Fine issued to Trans Mountain pipeline for harming birds reduced from $88K to $4K

A baby hummingbird waits for its mother in its nest in California in 2021. One of the violations with which Trans Mountain was charged included the destruction of an Anna's hummingbird nest somewhere between Burnaby and Langley. (John Antczak/AP - image credit)
A baby hummingbird waits for its mother in its nest in California in 2021. One of the violations with which Trans Mountain was charged included the destruction of an Anna's hummingbird nest somewhere between Burnaby and Langley. (John Antczak/AP - image credit)

The $88,000 penalty handed to Trans Mountain Pipeline almost a year ago for harming nesting birds has been reduced upon review to just $4,000.

In the decision, the Commission of the Canada Energy Regulator said Trans Mountain Pipeline's violation of environmental regulations aimed at protecting nesting migratory birds was "unacceptable."

However, the three-person review panel also said the amount of the penalty was not properly determined, characterizing the "level of actual harm as low, given that the species impacted are common species, and the number of individuals impacted is relatively low compared to the estimated populations."

The Trans Mountain pipeline expansion project will triple the capacity of the existing 1,150-kilometre line between Edmonton and Burnaby to about 890,000 barrels per day of diluted bitumen, lighter crudes and refined fuel.

According to the review, the first violation on April 21, 2021, involved the destruction of an Anna's hummingbird nest and egg by workers clearing trees along the pipeline route in Spread 7, the section between Langley and Burnaby.

A few days later, Environment and Climate Change Canada halted pipeline construction for four months — until the end of bird nesting season — in an area along the Brunette River in Burnaby.

A second violation on May 8, 2021, saw workers destroy an unmarked American robin's nest and egg in the Coquihalla/Hope region. Two additional "near misses" involving nesting American robins in Burnaby were cited in the same month.

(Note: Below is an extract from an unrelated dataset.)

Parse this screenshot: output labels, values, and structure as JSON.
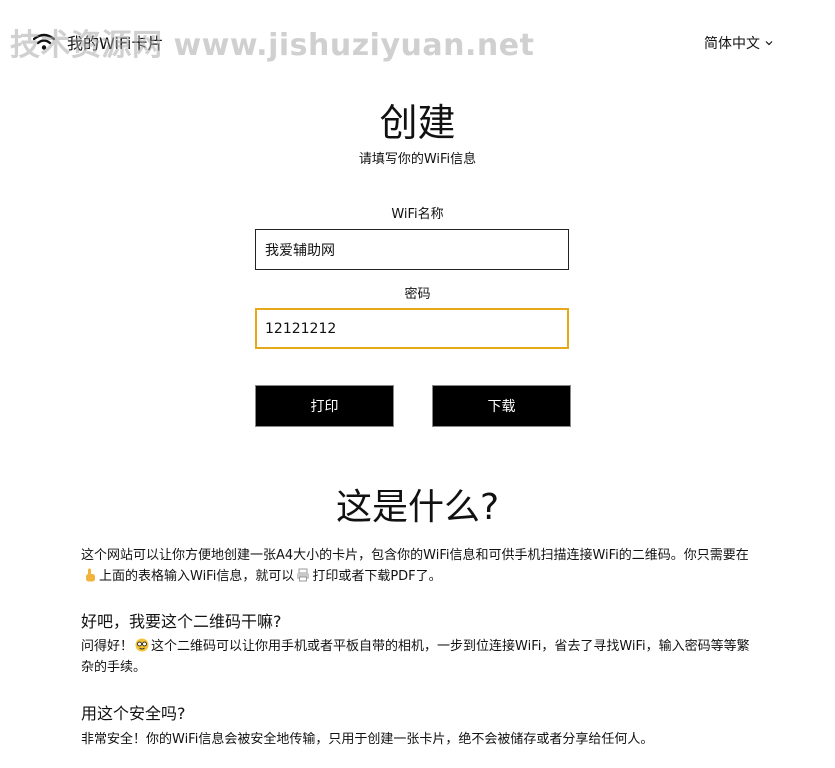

CBC
CBC

The official who issued the violations and fine said Trans Mountain failed to adequately oversee its contractors and did not ensure the competency, training or supervision of personnel, "which resulted in potential and real harm to the environment."

Last year, Trans Mountain Corp. announced the price of the expansion project had ballooned from $12.6 billion to $21.4 billion. Construction is expected to be finished sometime this year.